Required action: Go over the entries below line by line, copying each one that contains the word "JSON".

Top of Data excerpts

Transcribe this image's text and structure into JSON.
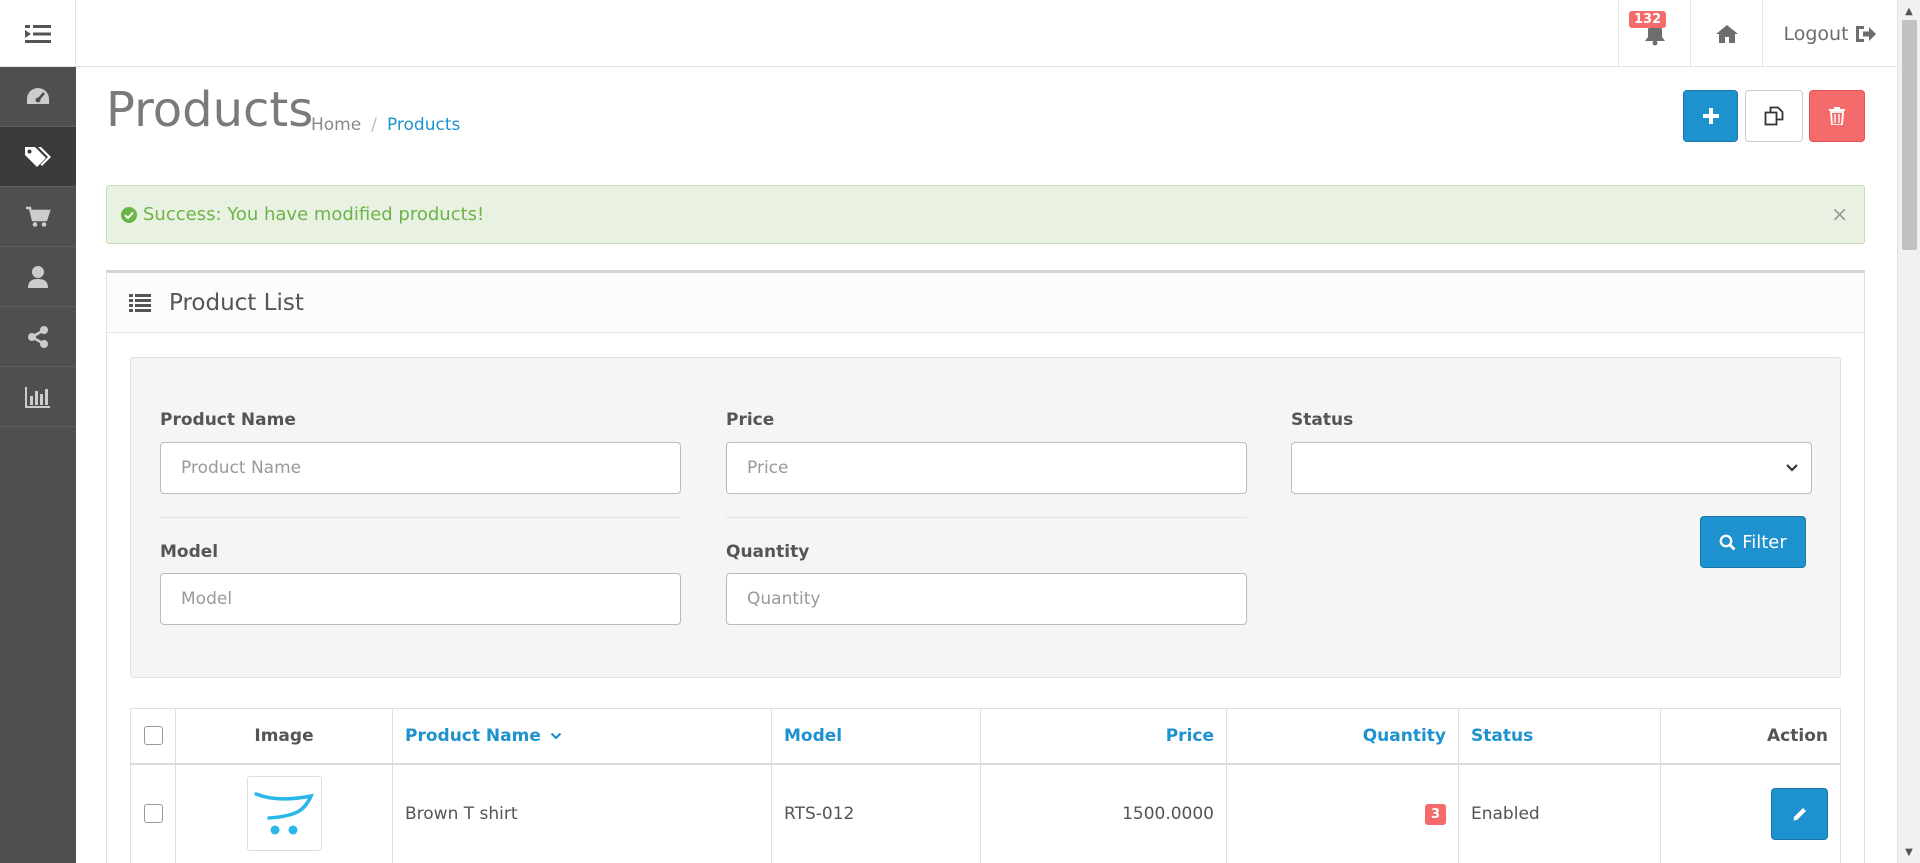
{
  "header": {
    "notification_count": "132",
    "logout_label": "Logout"
  },
  "page": {
    "title": "Products",
    "breadcrumb": {
      "home": "Home",
      "separator": "/",
      "current": "Products"
    }
  },
  "alert": {
    "message": "Success: You have modified products!",
    "close": "×"
  },
  "panel": {
    "title": "Product List"
  },
  "filter": {
    "product_name_label": "Product Name",
    "product_name_placeholder": "Product Name",
    "price_label": "Price",
    "price_placeholder": "Price",
    "status_label": "Status",
    "model_label": "Model",
    "model_placeholder": "Model",
    "quantity_label": "Quantity",
    "quantity_placeholder": "Quantity",
    "filter_button": "Filter"
  },
  "table": {
    "columns": {
      "image": "Image",
      "product_name": "Product Name",
      "model": "Model",
      "price": "Price",
      "quantity": "Quantity",
      "status": "Status",
      "action": "Action"
    },
    "rows": [
      {
        "name": "Brown T shirt",
        "model": "RTS-012",
        "price": "1500.0000",
        "quantity": "3",
        "status": "Enabled"
      }
    ]
  },
  "colors": {
    "primary": "#1e91cf",
    "danger": "#f56b6b",
    "success_text": "#6bb447",
    "sidebar": "#4f4f4f"
  },
  "icons": {
    "menu": "menu-indent-icon",
    "notifications": "bell-icon",
    "home": "home-icon",
    "logout": "sign-out-icon",
    "sidebar": [
      "dashboard-icon",
      "tags-icon",
      "cart-icon",
      "user-icon",
      "share-icon",
      "bar-chart-icon"
    ]
  }
}
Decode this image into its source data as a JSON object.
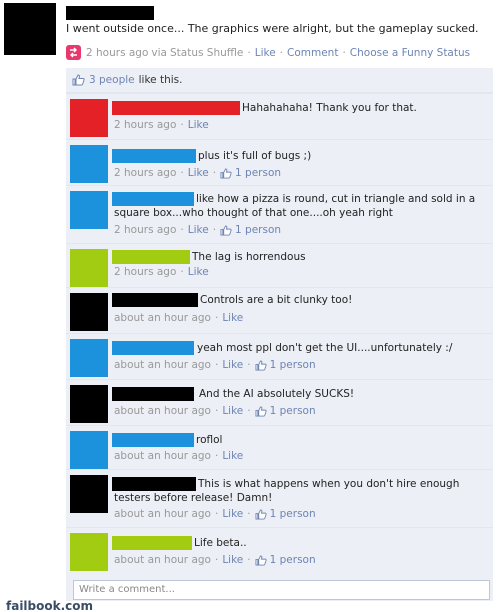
{
  "post": {
    "text": "I went outside once... The graphics were alright, but the gameplay sucked.",
    "time": "2 hours ago",
    "via": "via",
    "app_name": "Status Shuffle",
    "actions": [
      "Like",
      "Comment",
      "Choose a Funny Status"
    ]
  },
  "likes": {
    "count_text": "3 people",
    "suffix": "like this."
  },
  "comments": [
    {
      "text": "Hahahahaha! Thank you for that.",
      "time": "2 hours ago",
      "like": "Like",
      "likes": "",
      "avatar_color": "#e42127"
    },
    {
      "text": "plus it's full of bugs ;)",
      "time": "2 hours ago",
      "like": "Like",
      "likes": "1 person",
      "avatar_color": "#1b92db"
    },
    {
      "text": "like how a pizza is round, cut in triangle and sold in a square box...who thought of that one....oh yeah right",
      "time": "2 hours ago",
      "like": "Like",
      "likes": "1 person",
      "avatar_color": "#1b92db"
    },
    {
      "text": "The lag is horrendous",
      "time": "2 hours ago",
      "like": "Like",
      "likes": "",
      "avatar_color": "#a2cc12"
    },
    {
      "text": "Controls are a bit clunky too!",
      "time": "about an hour ago",
      "like": "Like",
      "likes": "",
      "avatar_color": "#000000"
    },
    {
      "text": "yeah most ppl don't get the UI....unfortunately :/",
      "time": "about an hour ago",
      "like": "Like",
      "likes": "1 person",
      "avatar_color": "#1b92db"
    },
    {
      "text": "And the AI absolutely SUCKS!",
      "time": "about an hour ago",
      "like": "Like",
      "likes": "1 person",
      "avatar_color": "#000000"
    },
    {
      "text": "roflol",
      "time": "about an hour ago",
      "like": "Like",
      "likes": "",
      "avatar_color": "#1b92db"
    },
    {
      "text": "This is what happens when you don't hire enough testers before release! Damn!",
      "time": "about an hour ago",
      "like": "Like",
      "likes": "1 person",
      "avatar_color": "#000000"
    },
    {
      "text": "Life beta..",
      "time": "about an hour ago",
      "like": "Like",
      "likes": "1 person",
      "avatar_color": "#a2cc12"
    }
  ],
  "write_comment": {
    "placeholder": "Write a comment..."
  },
  "watermark": "failbook.com",
  "colors": {
    "link": "#6d84b4",
    "feedback_bg": "#eceff5",
    "meta": "#999999"
  }
}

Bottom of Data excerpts

Expected answer:
Transcribe this image's text and structure into JSON.
Decode this image into its source data as a JSON object.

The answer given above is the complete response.